ABOUT THE SHOW:
MaryJo Mundy, the highly acclaimed and beloved cabaret singer and founder of the longest running open mic at the famed Gardenia, hosts a brand-new show that celebrates and fosters musical theatre/cabaret performers while also showcasing her own remarkable talent.
On the third Saturday of every month Ms. Mundy (sometimes co-hosted by partners-in-crime singer Alexis Gach and singer/songwriter/producer Hillary Rollins) throws a “cabaret party” on-stage at the Gardenia along with three guest performers. Whenever possible, one of those guests will be an “emeritus” artist (someone with a long, established cabaret career who will sing but also share their wit and wisdom about a life in this specialized art form); one will be an “up and comer” (a new, young star-of-tomorrow) and one will be a singer/songwriter whose original songs both contrast and compliment the classic cabaret/theatre songs presented by the rest of the line-up.
In addition, each show features “Sing by the Seat of Your Pants” – a single song slot where a surprise guest is chosen from the audience (out of a volunteer lottery) to come up and wow the crowd with their own moment in the spotlight. (Audience members interested in participating in lottery must sign-up before the start of the show and come prepared with charts for a choice of three different tunes in their key.)
But don’t worry – if you don’t win the lottery, or singing solo isn’t your “thing” – all audience members will have a chance to belt their heart out, share the fun, and feel the community love for cabaret when the entire room ends each evening with a rousing Broadway sing-along.
MaryJo Mundy as a little girl found a 45 record outside while she was playing one day and when she went to listen to it on her record player she discovered it was Aretha Franklin singing the Lerner & Loewe classic “If Ever I Would Leave You”. The Universe already had plans for this soulful one, MaryJo, who found a deep love and inspiration that day…shortly after she made her musical debut at a Church in Minnesota where she got her first standing ovation at the age of 6. She knew from that moment on that her life had to be about music.
She went on to explore Musical Theater in High School and College. Then when she moved to Chicago in her 20’s she began her journey into Cabaret and did her first show and has been hooked on the American Songbook ever since.
When she moved to LA she started a night for singers at the Gardenia on Tuesday nights (originally called Mundy on Tuesdays!) and it has been going strong now for the last 19 years.
She was part of a choir that sang in Barbra Streisand’s Timeless concerts at the Staples Center after being called her protégé by Mr. Blackwell in an article he wrote for the Tolucan Times. She then released her debut CD “Halfway to Heaven” in 2007 and has also appeared on Lee Lessack’s “In Good Company”, “Christine Lavin & Friends” as well as others. In 2009 she had the honor of singing at the Opening Ceremonies for the Special Olympics.

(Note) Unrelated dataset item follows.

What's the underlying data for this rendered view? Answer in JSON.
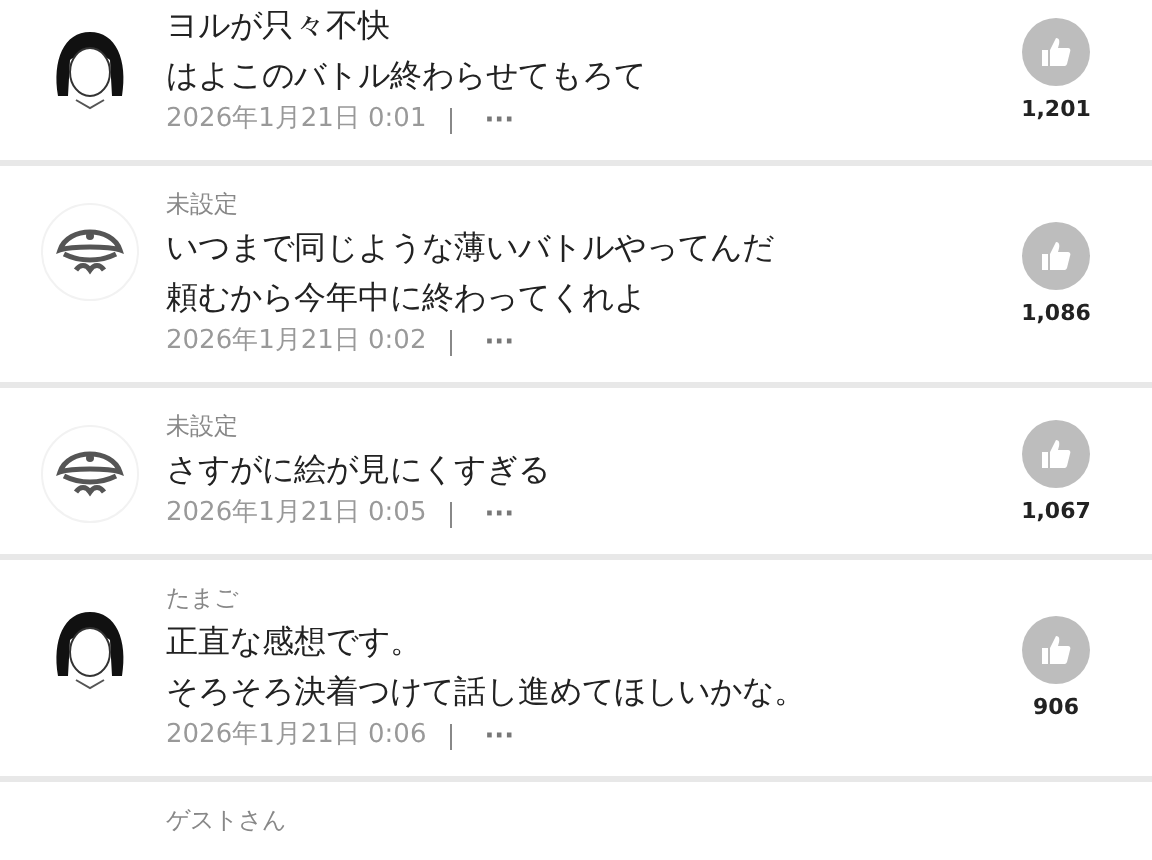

Beloved for her powerful and striking voice she also has sensitive side which is heard on her latest CD “The Fourteenth Confession: Songs of Laura Nyro” released on June 14th, 2019.

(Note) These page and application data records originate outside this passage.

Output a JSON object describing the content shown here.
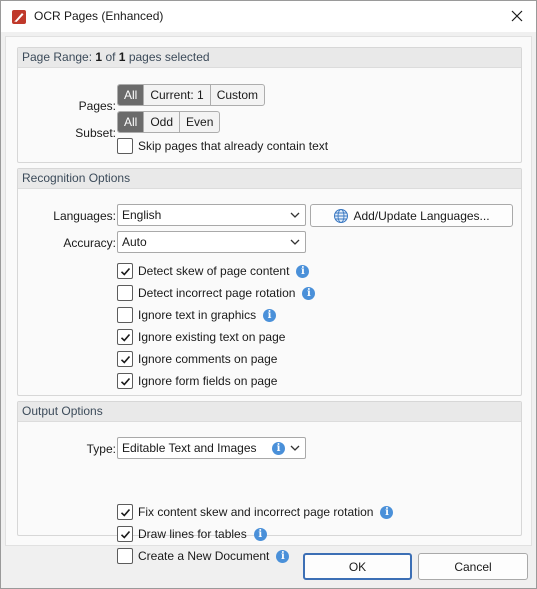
{
  "window": {
    "title": "OCR Pages (Enhanced)"
  },
  "page_range": {
    "header_prefix": "Page Range:",
    "selected_current": "1",
    "header_of": "of",
    "selected_total": "1",
    "header_suffix": "pages selected",
    "pages_label": "Pages:",
    "pages_options": [
      "All",
      "Current: 1",
      "Custom"
    ],
    "pages_selected": "All",
    "subset_label": "Subset:",
    "subset_options": [
      "All",
      "Odd",
      "Even"
    ],
    "subset_selected": "All",
    "skip_text": "Skip pages that already contain text",
    "skip_checked": false
  },
  "recognition": {
    "header": "Recognition Options",
    "languages_label": "Languages:",
    "languages_value": "English",
    "add_languages_button": "Add/Update Languages...",
    "accuracy_label": "Accuracy:",
    "accuracy_value": "Auto",
    "options": [
      {
        "label": "Detect skew of page content",
        "checked": true,
        "info": true
      },
      {
        "label": "Detect incorrect page rotation",
        "checked": false,
        "info": true
      },
      {
        "label": "Ignore text in graphics",
        "checked": false,
        "info": true
      },
      {
        "label": "Ignore existing text on page",
        "checked": true,
        "info": false
      },
      {
        "label": "Ignore comments on page",
        "checked": true,
        "info": false
      },
      {
        "label": "Ignore form fields on page",
        "checked": true,
        "info": false
      }
    ]
  },
  "output": {
    "header": "Output Options",
    "type_label": "Type:",
    "type_value": "Editable Text and Images",
    "options": [
      {
        "label": "Fix content skew and incorrect page rotation",
        "checked": true,
        "info": true
      },
      {
        "label": "Draw lines for tables",
        "checked": true,
        "info": true
      },
      {
        "label": "Create a New Document",
        "checked": false,
        "info": true
      }
    ]
  },
  "buttons": {
    "ok": "OK",
    "cancel": "Cancel"
  },
  "colors": {
    "accent": "#3c6fb5",
    "selected_segment": "#6b6b6b",
    "info": "#4a90d9",
    "app_icon": "#c0392b"
  }
}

One of my greatest passions in life is music. I am a singer. But more than that, I’m also a fan of other singers. The passion others share with me lights me up from the inside out. When I moved to LA from Chicago it’s a stark reality that there aren’t many places for singers to go and just sing, with live musicians, in a supportive environment. I wanted to change that.
The biggest obstacle for an open mic for singers is that either the musicianship is subpar, or a track, or karaoke, or the musicians are great, but it’s cost prohibitive and it never lasts. The LA music scene is littered with great little music nights people remember fondly that folded fairly quickly.
I created “Mundy on Tuesdays!” at The Gardenia with the idea that singers would perform with some of the best piano players in the business, and at the start I paid for most of that to happen. I made sure a musician got paid, and got word out through my channels that there was a professional mic, where real singers could work on cabaret, contemporary music, whatever, in an environment of support. But I could not pay for that forever, or even for long.
My vision however was that if you created this environment, singers would pay a reasonable cover charge when they saw the value in plying their craft, practicing, in a real club. They did. If you pushed for real singers, regular audience members would attend, they did. And, in creating this network, many musicians would play there for reasonable fees, because the networking would lead to more jobs, it did. Any many of the performers booked their gigs at the Gardenia which helped sustain the club as well.